Jill Kelley is an ‘honorary consul’ of South Korea
Jill Kelley, the Tampa socialite connected to ISAF Commander John Allen and former CIA Director David Petraeus, is an "honorary consul" of South Korea, a diplomatic official with direct knowledge of the arrangement told The Cable. "She is an ‘honorary consul’ of the Republic of Korea," the official said. "She assumed this position last August thanks ...
Jill Kelley, the Tampa socialite connected to ISAF Commander John Allen and former CIA Director David Petraeus, is an "honorary consul" of South Korea, a diplomatic official with direct knowledge of the arrangement told The Cable.
"She is an ‘honorary consul’ of the Republic of Korea," the official said. "She assumed this position last August thanks to her good connections and network."
The position of honorary consul is symbolic and has no official responsibilities, the official said.
"She does not work as a real consul. They play a role to improve the relationship between the ROK and the U.S.," the official said. "Jill Kelley helped to get support for [the Korea-U.S. Free Trade Agreement] and she arranged meetings between the ROK Ambassador to Washington and local businessmen when the ROK Ambassador visited the Tampa area."
There’s no implication that the South Korean government has anything to do with the growing scandal that involves Kelly, Allen, Petraeus, and Paula Broadwell, Petraeus’s biographer and alleged mistress. But her work on behalf of the South Koreans may explain some of the 20,000 to 30,000 pages of e-mails between her and Allen that the Defense Department’s Inspector General’s office is investigating now.
Kelley does drive a Mercedes sedan with license plates that say "Honorary Consul," and she invoked her honorary diplomatic status in a Nov. 11 911 call when she was complaining about trespassers on her private property.
"I’m an honorary consul general, so I have inviolability, so they should not be able to cross my property," she told the 911 operator. "I don’t know if you want to get diplomatic protection involved as well, because that’s against the law to cross my property because, you know, it’s inviolable."
"Ok, no problem, I’ll let the officer know," the 911 operator responded.
In fact, "honorary" diplomats have no specific privileges or protections under the 1961 Vienna Convention on Diplomatic Relations and therefore her property is not actually ”inviolable" as a matter of international law.

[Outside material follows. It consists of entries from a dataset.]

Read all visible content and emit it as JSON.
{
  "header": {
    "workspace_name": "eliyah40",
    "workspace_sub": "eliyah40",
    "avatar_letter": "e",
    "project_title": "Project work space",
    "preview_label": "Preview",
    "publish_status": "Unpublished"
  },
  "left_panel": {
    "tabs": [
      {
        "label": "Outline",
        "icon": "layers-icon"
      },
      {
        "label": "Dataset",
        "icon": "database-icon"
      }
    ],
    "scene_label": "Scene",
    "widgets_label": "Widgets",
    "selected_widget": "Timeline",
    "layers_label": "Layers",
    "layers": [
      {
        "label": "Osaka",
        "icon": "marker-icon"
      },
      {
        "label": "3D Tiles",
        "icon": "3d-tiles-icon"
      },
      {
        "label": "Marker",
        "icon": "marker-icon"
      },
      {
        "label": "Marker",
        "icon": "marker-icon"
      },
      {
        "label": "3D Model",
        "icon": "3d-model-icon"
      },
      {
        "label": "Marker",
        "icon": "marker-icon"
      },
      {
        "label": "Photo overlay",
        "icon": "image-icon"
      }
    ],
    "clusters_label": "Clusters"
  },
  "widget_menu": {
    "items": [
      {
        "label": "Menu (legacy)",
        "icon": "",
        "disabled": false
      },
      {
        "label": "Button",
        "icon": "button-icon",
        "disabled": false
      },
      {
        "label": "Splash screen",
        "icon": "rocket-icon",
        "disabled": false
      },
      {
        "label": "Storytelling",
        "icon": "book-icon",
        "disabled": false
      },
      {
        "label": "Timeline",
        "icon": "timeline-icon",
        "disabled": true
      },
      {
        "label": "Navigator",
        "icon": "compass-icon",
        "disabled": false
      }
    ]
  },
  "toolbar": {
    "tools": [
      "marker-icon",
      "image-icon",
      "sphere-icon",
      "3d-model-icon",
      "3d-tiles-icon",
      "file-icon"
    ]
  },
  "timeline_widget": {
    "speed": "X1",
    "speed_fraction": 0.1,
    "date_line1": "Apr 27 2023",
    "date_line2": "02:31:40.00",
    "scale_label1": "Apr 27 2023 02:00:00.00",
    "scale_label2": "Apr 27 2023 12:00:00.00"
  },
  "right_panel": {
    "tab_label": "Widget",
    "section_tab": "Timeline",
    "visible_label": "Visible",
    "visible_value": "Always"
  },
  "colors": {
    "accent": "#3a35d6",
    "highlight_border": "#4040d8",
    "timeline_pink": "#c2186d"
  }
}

A New York Post report today said that Kelley’s sister Natalie Kwaham had invoked Allen and Petraeus’s names in her custody battle. She also invoked in legal papers the names of Sens. John Kerry (D-MA) and Sheldon Whitehouse (D-RI). Spokesmen for Kerry and Whitehouse both said the senators had met Kwaham through Kwaham’s boyfriend Gerald Harrington, a Democratic Party fundraiser.
Calls to Kelley for comment were not returned.
Josh Rogin is a former staff writer at Foreign Policy. Twitter: @joshrogin
More from Foreign Policy
Chinese Hospitals Are Housing Another Deadly Outbreak
Authorities are covering up the spread of antibiotic-resistant pneumonia.
Henry Kissinger, Colossus on the World Stage
The late statesman was a master of realpolitik—whom some regarded as a war criminal.
The West’s False Choice in Ukraine
The crossroads is not between war and compromise, but between victory and defeat.
Washington wants to get tough on China, and the leaders of the House China Committee are in the driver’s seat.